Exercise description
In the data that follows, how many lines include the string "JSON"? Answer with the number alone.

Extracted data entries
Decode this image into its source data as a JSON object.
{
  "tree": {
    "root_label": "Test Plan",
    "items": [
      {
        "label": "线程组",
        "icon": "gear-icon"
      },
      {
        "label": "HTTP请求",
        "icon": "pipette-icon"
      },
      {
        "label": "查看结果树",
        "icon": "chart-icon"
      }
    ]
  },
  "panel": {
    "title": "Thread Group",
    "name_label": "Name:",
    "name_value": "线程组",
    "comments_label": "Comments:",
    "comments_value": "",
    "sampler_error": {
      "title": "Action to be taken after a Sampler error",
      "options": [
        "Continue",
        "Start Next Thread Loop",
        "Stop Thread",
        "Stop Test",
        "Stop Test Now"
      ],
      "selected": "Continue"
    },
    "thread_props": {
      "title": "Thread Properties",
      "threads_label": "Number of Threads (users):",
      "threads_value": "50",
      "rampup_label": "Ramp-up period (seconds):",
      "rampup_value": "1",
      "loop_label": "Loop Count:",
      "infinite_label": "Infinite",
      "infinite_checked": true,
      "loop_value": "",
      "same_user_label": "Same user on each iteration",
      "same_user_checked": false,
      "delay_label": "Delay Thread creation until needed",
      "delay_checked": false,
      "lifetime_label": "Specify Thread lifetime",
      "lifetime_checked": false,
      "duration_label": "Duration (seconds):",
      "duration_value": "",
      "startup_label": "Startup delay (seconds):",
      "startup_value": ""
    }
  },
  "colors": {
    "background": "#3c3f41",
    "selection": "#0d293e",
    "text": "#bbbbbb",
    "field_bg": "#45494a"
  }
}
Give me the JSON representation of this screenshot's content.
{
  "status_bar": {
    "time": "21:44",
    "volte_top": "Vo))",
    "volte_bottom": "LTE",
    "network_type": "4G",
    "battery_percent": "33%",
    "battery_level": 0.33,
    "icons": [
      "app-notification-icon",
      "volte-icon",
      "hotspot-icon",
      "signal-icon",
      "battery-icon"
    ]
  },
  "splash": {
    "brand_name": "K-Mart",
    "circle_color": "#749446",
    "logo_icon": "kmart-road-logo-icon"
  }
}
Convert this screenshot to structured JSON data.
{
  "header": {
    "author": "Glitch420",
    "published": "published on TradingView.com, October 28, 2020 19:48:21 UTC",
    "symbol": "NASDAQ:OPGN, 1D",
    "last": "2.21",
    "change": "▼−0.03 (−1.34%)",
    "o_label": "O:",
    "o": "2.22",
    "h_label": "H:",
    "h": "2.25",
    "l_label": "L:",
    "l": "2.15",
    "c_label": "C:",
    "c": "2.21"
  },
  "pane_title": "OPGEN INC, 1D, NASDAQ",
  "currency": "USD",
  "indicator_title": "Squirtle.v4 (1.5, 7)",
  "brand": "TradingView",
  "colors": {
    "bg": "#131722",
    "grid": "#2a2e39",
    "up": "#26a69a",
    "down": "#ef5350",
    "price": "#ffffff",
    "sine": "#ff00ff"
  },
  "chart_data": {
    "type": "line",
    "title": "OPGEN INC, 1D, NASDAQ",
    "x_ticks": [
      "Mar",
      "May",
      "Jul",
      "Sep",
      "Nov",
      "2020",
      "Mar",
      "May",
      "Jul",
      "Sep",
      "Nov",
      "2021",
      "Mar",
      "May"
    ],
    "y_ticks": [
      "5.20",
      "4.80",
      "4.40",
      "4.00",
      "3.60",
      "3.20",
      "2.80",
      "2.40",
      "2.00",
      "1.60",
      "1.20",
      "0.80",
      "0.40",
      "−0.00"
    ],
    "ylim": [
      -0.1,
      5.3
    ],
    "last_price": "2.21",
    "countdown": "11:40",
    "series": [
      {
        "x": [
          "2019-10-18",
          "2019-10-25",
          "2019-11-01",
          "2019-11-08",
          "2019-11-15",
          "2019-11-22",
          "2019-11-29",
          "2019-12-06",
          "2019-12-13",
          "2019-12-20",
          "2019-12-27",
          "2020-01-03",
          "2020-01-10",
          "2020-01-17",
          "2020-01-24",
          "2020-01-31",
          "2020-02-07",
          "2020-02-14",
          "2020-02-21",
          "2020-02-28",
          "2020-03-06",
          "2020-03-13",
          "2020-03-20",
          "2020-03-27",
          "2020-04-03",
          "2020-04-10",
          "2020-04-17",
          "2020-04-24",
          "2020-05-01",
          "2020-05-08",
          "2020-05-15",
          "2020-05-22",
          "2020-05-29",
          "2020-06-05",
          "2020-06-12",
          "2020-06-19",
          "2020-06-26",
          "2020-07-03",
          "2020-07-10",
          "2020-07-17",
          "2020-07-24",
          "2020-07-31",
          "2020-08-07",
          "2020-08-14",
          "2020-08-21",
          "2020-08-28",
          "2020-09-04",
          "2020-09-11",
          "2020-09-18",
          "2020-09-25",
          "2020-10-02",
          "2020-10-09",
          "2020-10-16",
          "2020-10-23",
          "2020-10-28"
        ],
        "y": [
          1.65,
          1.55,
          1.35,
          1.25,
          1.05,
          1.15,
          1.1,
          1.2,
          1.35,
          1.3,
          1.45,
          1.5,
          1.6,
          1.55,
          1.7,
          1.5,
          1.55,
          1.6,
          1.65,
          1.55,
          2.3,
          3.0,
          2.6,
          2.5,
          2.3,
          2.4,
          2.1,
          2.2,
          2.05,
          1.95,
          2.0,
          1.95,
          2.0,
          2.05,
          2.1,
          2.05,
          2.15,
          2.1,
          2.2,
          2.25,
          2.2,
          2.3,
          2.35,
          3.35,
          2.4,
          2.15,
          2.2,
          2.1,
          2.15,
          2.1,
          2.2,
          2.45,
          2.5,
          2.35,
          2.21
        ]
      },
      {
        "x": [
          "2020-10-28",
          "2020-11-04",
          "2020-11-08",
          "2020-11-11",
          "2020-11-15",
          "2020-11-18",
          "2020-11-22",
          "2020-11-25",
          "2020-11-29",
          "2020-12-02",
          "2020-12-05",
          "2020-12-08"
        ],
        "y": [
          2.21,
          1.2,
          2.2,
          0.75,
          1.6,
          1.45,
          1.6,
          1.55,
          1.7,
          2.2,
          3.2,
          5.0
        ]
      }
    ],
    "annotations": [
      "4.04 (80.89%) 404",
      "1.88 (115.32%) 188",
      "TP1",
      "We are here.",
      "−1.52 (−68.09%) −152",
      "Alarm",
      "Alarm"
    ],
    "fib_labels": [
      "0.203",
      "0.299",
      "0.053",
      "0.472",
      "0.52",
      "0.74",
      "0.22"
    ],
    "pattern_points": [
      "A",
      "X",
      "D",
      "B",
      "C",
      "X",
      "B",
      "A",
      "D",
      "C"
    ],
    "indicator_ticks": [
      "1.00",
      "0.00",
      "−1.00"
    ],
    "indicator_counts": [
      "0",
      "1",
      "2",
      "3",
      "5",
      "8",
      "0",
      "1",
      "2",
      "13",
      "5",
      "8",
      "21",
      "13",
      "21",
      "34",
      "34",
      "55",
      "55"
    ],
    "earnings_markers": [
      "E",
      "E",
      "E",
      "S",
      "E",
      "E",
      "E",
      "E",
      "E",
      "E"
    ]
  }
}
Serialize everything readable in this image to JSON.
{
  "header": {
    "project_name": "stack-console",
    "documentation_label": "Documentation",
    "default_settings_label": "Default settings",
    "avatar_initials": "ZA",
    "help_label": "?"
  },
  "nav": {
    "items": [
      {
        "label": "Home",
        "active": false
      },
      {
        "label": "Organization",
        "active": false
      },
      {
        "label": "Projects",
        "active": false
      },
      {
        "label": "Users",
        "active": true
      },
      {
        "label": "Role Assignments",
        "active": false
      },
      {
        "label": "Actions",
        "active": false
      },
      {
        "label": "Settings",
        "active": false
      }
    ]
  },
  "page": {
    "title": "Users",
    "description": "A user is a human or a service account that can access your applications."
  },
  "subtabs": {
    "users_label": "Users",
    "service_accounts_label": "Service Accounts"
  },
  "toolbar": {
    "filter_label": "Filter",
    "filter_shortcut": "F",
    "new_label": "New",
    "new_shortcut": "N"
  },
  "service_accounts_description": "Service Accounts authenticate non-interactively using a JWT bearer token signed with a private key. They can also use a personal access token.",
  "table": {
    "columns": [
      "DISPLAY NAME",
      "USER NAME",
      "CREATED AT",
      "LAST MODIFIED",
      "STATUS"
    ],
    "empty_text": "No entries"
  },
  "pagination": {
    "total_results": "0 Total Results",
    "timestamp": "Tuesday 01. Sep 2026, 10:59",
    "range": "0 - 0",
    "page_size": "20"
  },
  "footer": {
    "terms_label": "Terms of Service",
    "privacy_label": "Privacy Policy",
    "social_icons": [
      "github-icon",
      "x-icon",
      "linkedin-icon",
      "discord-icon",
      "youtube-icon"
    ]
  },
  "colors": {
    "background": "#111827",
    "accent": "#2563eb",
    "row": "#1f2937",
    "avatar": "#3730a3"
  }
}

Exercise answer
4